[4] The new subdivision reads, in full, as follows: "The provisions of this section shall not apply to physicians who are subject to the provisions of the plan for the management of clinical practice income as set forth in the policies of the board of trustees, title 8, New York codes rules and regulations, regarding any civil action or proceeding alleging some professional malpractice in any state or federal court arising out of the physician's involvement in clinical practice as defined in that plan." The clinical practice plan to which reference is made is described in detail in
Frontier Insurance Co. (Angtuaco) v State of New York (146 Misc 2d 237, 243).
In the Scalea & Mann decisions (see footnote 3) it was held that the amendment was not to apply retroactively.
That decision does not recite the dates on which the physicians' alleged acts of malpractice occurred or, in other words, when the rights became vested.
In at least one of the cases, that event occurred in June 1991, just prior to adoption of the collective bargaining agreement (
Matter of Frontier Insurance Co. [Samel] v Koppell
, Sup Ct., Albany County, Index No. 3027-94, March 31, 1995, Ceresia, J., [Brandt affidavit, Exh. J])
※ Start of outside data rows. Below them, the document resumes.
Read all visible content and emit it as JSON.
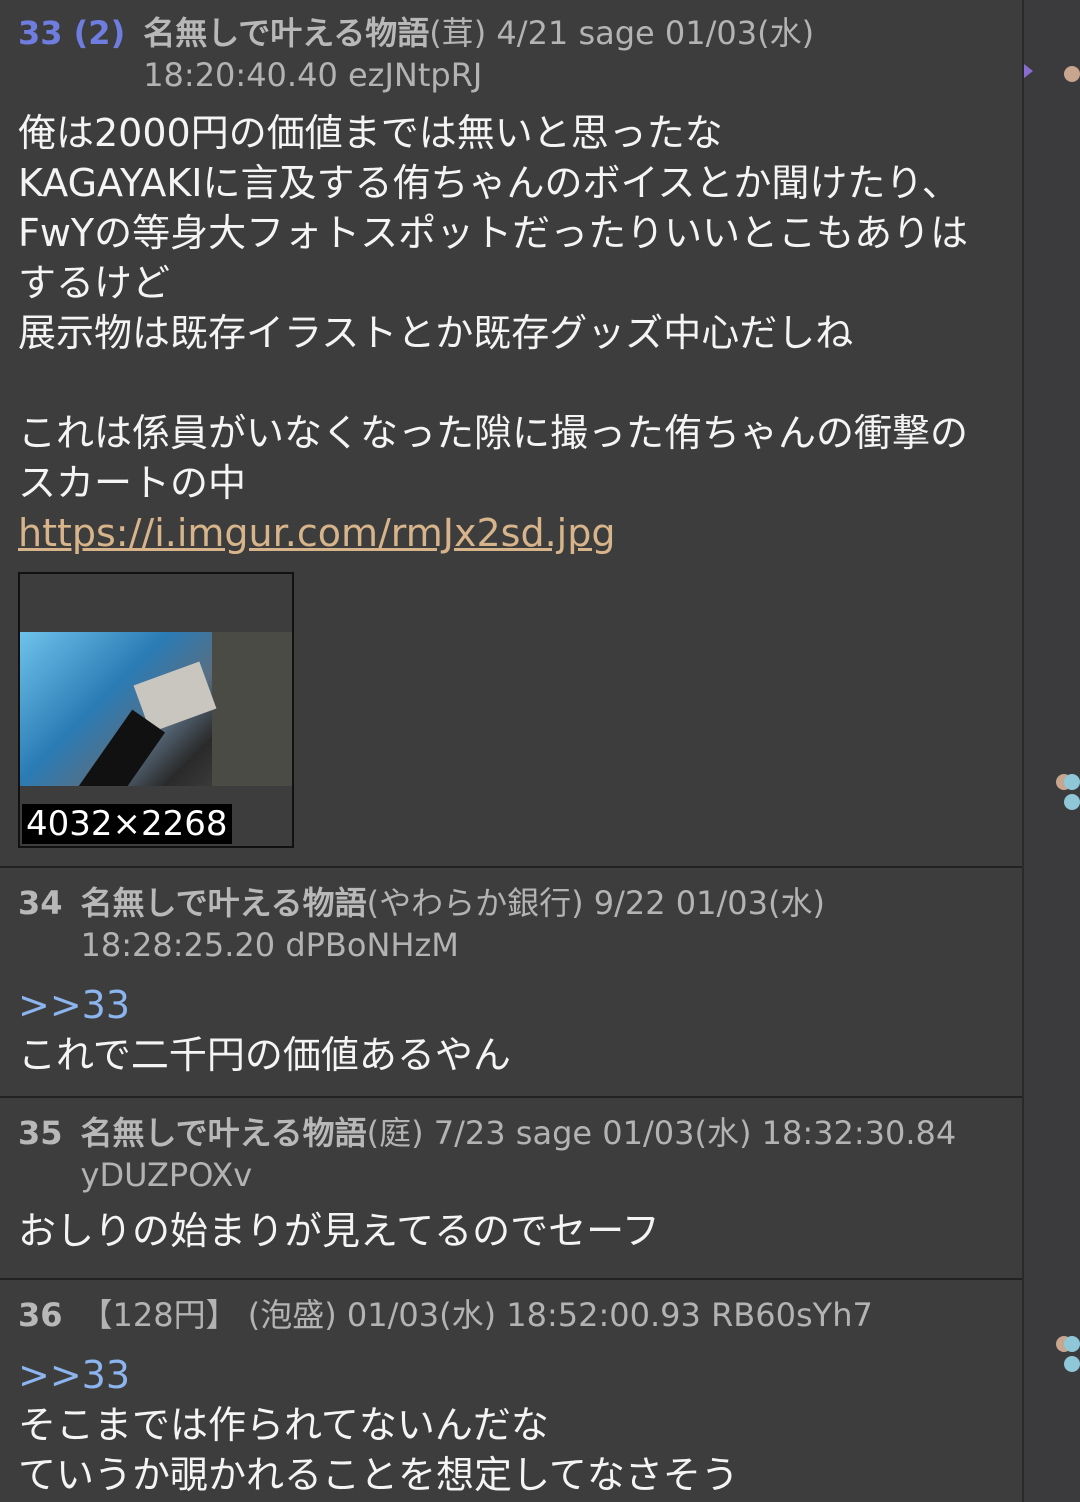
{
  "posts": [
    {
      "number": "33 (2)",
      "name": "名無しで叶える物語",
      "meta_rest": "(茸) 4/21 sage 01/03(水)",
      "meta_line2": "18:20:40.40 ezJNtpRJ",
      "body": "俺は2000円の価値までは無いと思ったな\nKAGAYAKIに言及する侑ちゃんのボイスとか聞けたり、FwYの等身大フォトスポットだったりいいとこもありはするけど\n展示物は既存イラストとか既存グッズ中心だしね\n\nこれは係員がいなくなった隙に撮った侑ちゃんの衝撃のスカートの中",
      "link": "https://i.imgur.com/rmJx2sd.jpg",
      "thumb_caption": "4032×2268"
    },
    {
      "number": "34",
      "name": "名無しで叶える物語",
      "meta_rest": "(やわらか銀行) 9/22  01/03(水)",
      "meta_line2": "18:28:25.20 dPBoNHzM",
      "anchor": ">>33",
      "body": "これで二千円の価値あるやん"
    },
    {
      "number": "35",
      "name": "名無しで叶える物語",
      "meta_rest": "(庭) 7/23 sage 01/03(水) 18:32:30.84",
      "meta_line2": "yDUZPOXv",
      "body": "おしりの始まりが見えてるのでセーフ"
    },
    {
      "number": "36",
      "name": "",
      "meta_rest": "【128円】 (泡盛)  01/03(水) 18:52:00.93 RB60sYh7",
      "anchor": ">>33",
      "body": "そこまでは作られてないんだな\nていうか覗かれることを想定してなさそう"
    }
  ],
  "colors": {
    "background": "#3d3d3d",
    "post_number_highlight": "#6f7de0",
    "anchor": "#8cb4ee",
    "link": "#d7b48a"
  }
}
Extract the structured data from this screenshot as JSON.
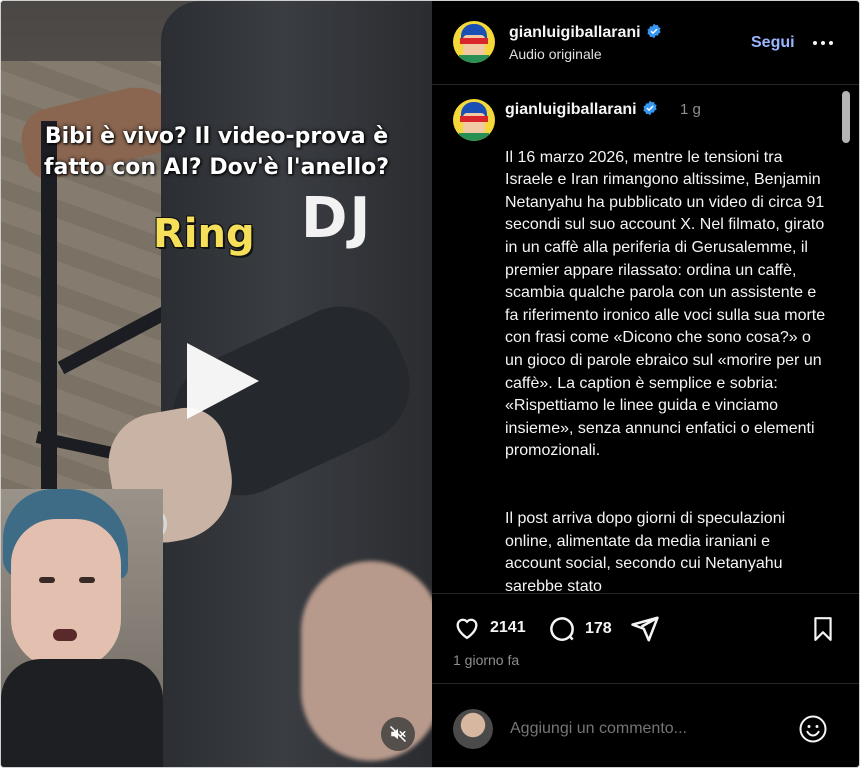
{
  "video": {
    "overlay_line1": "Bibi è vivo? Il video-prova è",
    "overlay_line2": "fatto con AI? Dov'è l'anello?",
    "ring_label": "Ring",
    "sign_text": "DJ"
  },
  "header": {
    "username": "gianluigiballarani",
    "subtitle": "Audio originale",
    "follow_label": "Segui"
  },
  "caption": {
    "username": "gianluigiballarani",
    "time": "1 g",
    "paragraph1": "Il 16 marzo 2026, mentre le tensioni tra Israele e Iran rimangono altissime, Benjamin Netanyahu ha pubblicato un video di circa 91 secondi sul suo account X. Nel filmato, girato in un caffè alla periferia di Gerusalemme, il premier appare rilassato: ordina un caffè, scambia qualche parola con un assistente e fa riferimento ironico alle voci sulla sua morte con frasi come «Dicono che sono cosa?» o un gioco di parole ebraico sul «morire per un caffè». La caption è semplice e sobria: «Rispettiamo le linee guida e vinciamo insieme», senza annunci enfatici o elementi promozionali.",
    "paragraph2": "Il post arriva dopo giorni di speculazioni online, alimentate da media iraniani e account social, secondo cui Netanyahu sarebbe stato"
  },
  "actions": {
    "likes": "2141",
    "comments": "178",
    "posted": "1 giorno fa"
  },
  "comment_box": {
    "placeholder": "Aggiungi un commento..."
  },
  "colors": {
    "background": "#000000",
    "follow": "#9ab6ff",
    "verified": "#3797f0",
    "ring_label": "#f6e05a"
  }
}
[6] In the Droesch claims, the alleged malpractice on which both actions were based occurred in September 1990, and the malpractice action was commenced in August 1991. In Kramer, the alleged malpractice occurred in the spring of 1990, and the lawsuit against Dr. Kramer was commenced in November 1991. The claim in Pitzele alleges that the course of treatment on which the malpractice claim was based began in May 1999 (Pitzele claim, ¶7). This is clearly in error, for the lawsuit based on that alleged malpractice was commenced in October 1991. The Court can only assume that the 1999 date in Pitzele is simply an error and that the underlying malpractice took place prior to July 1991, most likely in May 1989.